━━━━━ Records for the task ━━━━━

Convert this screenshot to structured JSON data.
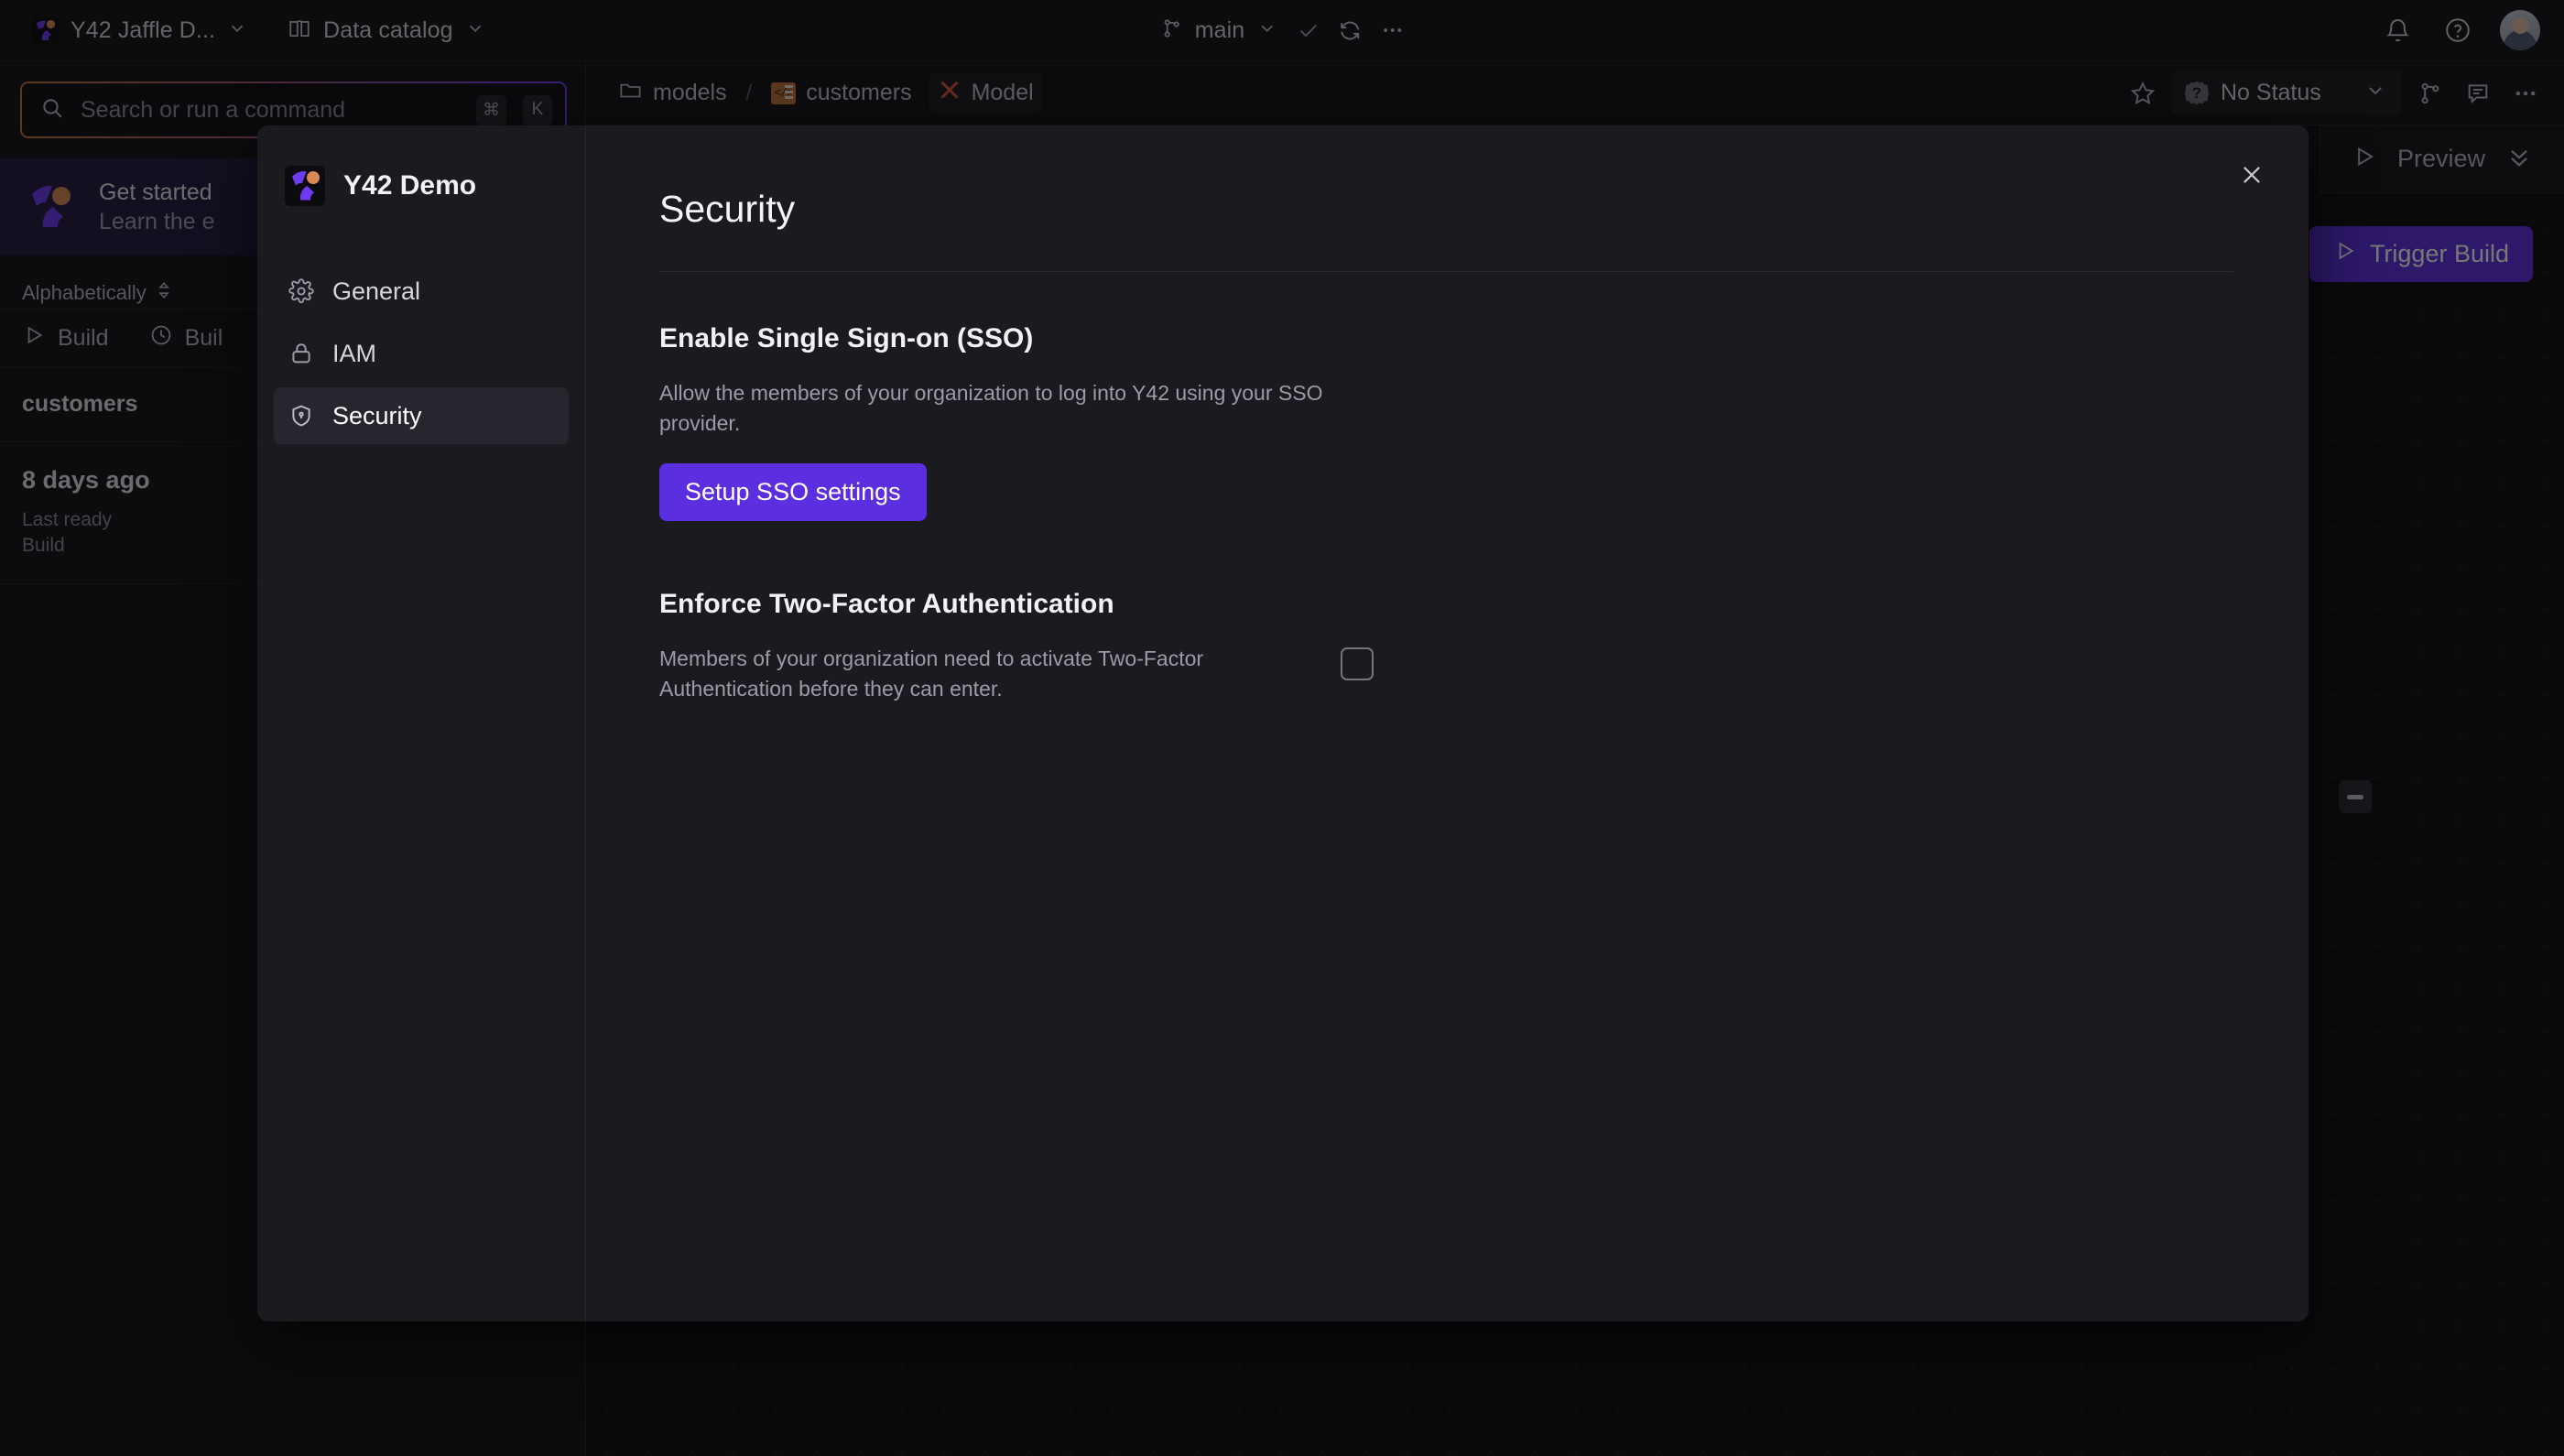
{
  "topbar": {
    "workspace_label": "Y42 Jaffle D...",
    "catalog_label": "Data catalog",
    "branch_label": "main",
    "icons": {
      "workspace_logo": "y42-logo-icon",
      "workspace_chevron": "chevron-down-icon",
      "catalog_book": "book-icon",
      "catalog_chevron": "chevron-down-icon",
      "branch": "git-branch-icon",
      "check": "check-icon",
      "sync": "sync-icon",
      "more": "more-horizontal-icon",
      "bell": "bell-icon",
      "help": "help-circle-icon",
      "avatar": "user-avatar"
    }
  },
  "breadcrumb": {
    "folder_label": "models",
    "separator": "/",
    "table_label": "customers",
    "model_label": "Model",
    "icons": {
      "folder": "folder-icon",
      "table": "table-code-icon",
      "model": "dbt-x-icon"
    }
  },
  "breadcrumb_actions": {
    "status_label": "No Status",
    "icons": {
      "star": "star-icon",
      "status_badge": "badge-question-icon",
      "status_chevron": "chevron-down-icon",
      "branch": "git-branch-icon",
      "comment": "comment-icon",
      "more": "more-horizontal-icon"
    }
  },
  "sidebar": {
    "search": {
      "placeholder": "Search or run a command",
      "value": "",
      "shortcut_cmd": "⌘",
      "shortcut_key": "K",
      "icon": "search-icon"
    },
    "promo": {
      "title": "Get started",
      "subtitle": "Learn the e",
      "icon": "y42-logo-icon"
    },
    "sort_label": "Alphabetically",
    "sort_icon": "sort-updown-icon",
    "build_actions": [
      {
        "label": "Build",
        "icon": "play-icon"
      },
      {
        "label": "Buil",
        "icon": "clock-icon"
      }
    ],
    "rows": [
      {
        "name": "customers"
      }
    ],
    "meta": {
      "time": "8 days ago",
      "sub_line1": "Last ready",
      "sub_line2": "Build"
    }
  },
  "canvas": {
    "preview_label": "Preview",
    "preview_icon": "play-icon",
    "collapse_icon": "chevrons-down-icon",
    "trigger_label": "Trigger Build",
    "trigger_icon": "play-icon",
    "minimize_icon": "minimize-icon"
  },
  "modal": {
    "org_name": "Y42 Demo",
    "org_logo_icon": "y42-logo-icon",
    "close_icon": "close-icon",
    "nav": [
      {
        "label": "General",
        "icon": "gear-icon",
        "active": false
      },
      {
        "label": "IAM",
        "icon": "lock-icon",
        "active": false
      },
      {
        "label": "Security",
        "icon": "shield-icon",
        "active": true
      }
    ],
    "title": "Security",
    "sso": {
      "heading": "Enable Single Sign-on (SSO)",
      "description": "Allow the members of your organization to log into Y42 using your SSO provider.",
      "button_label": "Setup SSO settings"
    },
    "twofa": {
      "heading": "Enforce Two-Factor Authentication",
      "description": "Members of your organization need to activate Two-Factor Authentication before they can enter.",
      "checked": false
    }
  },
  "colors": {
    "accent_purple": "#5b2ee0",
    "brand_orange": "#d98a52",
    "app_bg": "#131316",
    "modal_bg": "#1a1a1f"
  }
}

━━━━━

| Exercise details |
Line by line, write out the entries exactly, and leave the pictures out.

| The completed task |
Convert this screenshot to structured JSON data.
{
  "topbar": {
    "workspace_label": "Y42 Jaffle D...",
    "catalog_label": "Data catalog",
    "branch_label": "main",
    "icons": {
      "workspace_logo": "y42-logo-icon",
      "workspace_chevron": "chevron-down-icon",
      "catalog_book": "book-icon",
      "catalog_chevron": "chevron-down-icon",
      "branch": "git-branch-icon",
      "check": "check-icon",
      "sync": "sync-icon",
      "more": "more-horizontal-icon",
      "bell": "bell-icon",
      "help": "help-circle-icon",
      "avatar": "user-avatar"
    }
  },
  "breadcrumb": {
    "folder_label": "models",
    "separator": "/",
    "table_label": "customers",
    "model_label": "Model",
    "icons": {
      "folder": "folder-icon",
      "table": "table-code-icon",
      "model": "dbt-x-icon"
    }
  },
  "breadcrumb_actions": {
    "status_label": "No Status",
    "icons": {
      "star": "star-icon",
      "status_badge": "badge-question-icon",
      "status_chevron": "chevron-down-icon",
      "branch": "git-branch-icon",
      "comment": "comment-icon",
      "more": "more-horizontal-icon"
    }
  },
  "sidebar": {
    "search": {
      "placeholder": "Search or run a command",
      "value": "",
      "shortcut_cmd": "⌘",
      "shortcut_key": "K",
      "icon": "search-icon"
    },
    "promo": {
      "title": "Get started",
      "subtitle": "Learn the e",
      "icon": "y42-logo-icon"
    },
    "sort_label": "Alphabetically",
    "sort_icon": "sort-updown-icon",
    "build_actions": [
      {
        "label": "Build",
        "icon": "play-icon"
      },
      {
        "label": "Buil",
        "icon": "clock-icon"
      }
    ],
    "rows": [
      {
        "name": "customers"
      }
    ],
    "meta": {
      "time": "8 days ago",
      "sub_line1": "Last ready",
      "sub_line2": "Build"
    }
  },
  "canvas": {
    "preview_label": "Preview",
    "preview_icon": "play-icon",
    "collapse_icon": "chevrons-down-icon",
    "trigger_label": "Trigger Build",
    "trigger_icon": "play-icon",
    "minimize_icon": "minimize-icon"
  },
  "modal": {
    "org_name": "Y42 Demo",
    "org_logo_icon": "y42-logo-icon",
    "close_icon": "close-icon",
    "nav": [
      {
        "label": "General",
        "icon": "gear-icon",
        "active": false
      },
      {
        "label": "IAM",
        "icon": "lock-icon",
        "active": false
      },
      {
        "label": "Security",
        "icon": "shield-icon",
        "active": true
      }
    ],
    "title": "Security",
    "sso": {
      "heading": "Enable Single Sign-on (SSO)",
      "description": "Allow the members of your organization to log into Y42 using your SSO provider.",
      "button_label": "Setup SSO settings"
    },
    "twofa": {
      "heading": "Enforce Two-Factor Authentication",
      "description": "Members of your organization need to activate Two-Factor Authentication before they can enter.",
      "checked": false
    }
  },
  "colors": {
    "accent_purple": "#5b2ee0",
    "brand_orange": "#d98a52",
    "app_bg": "#131316",
    "modal_bg": "#1a1a1f"
  }
}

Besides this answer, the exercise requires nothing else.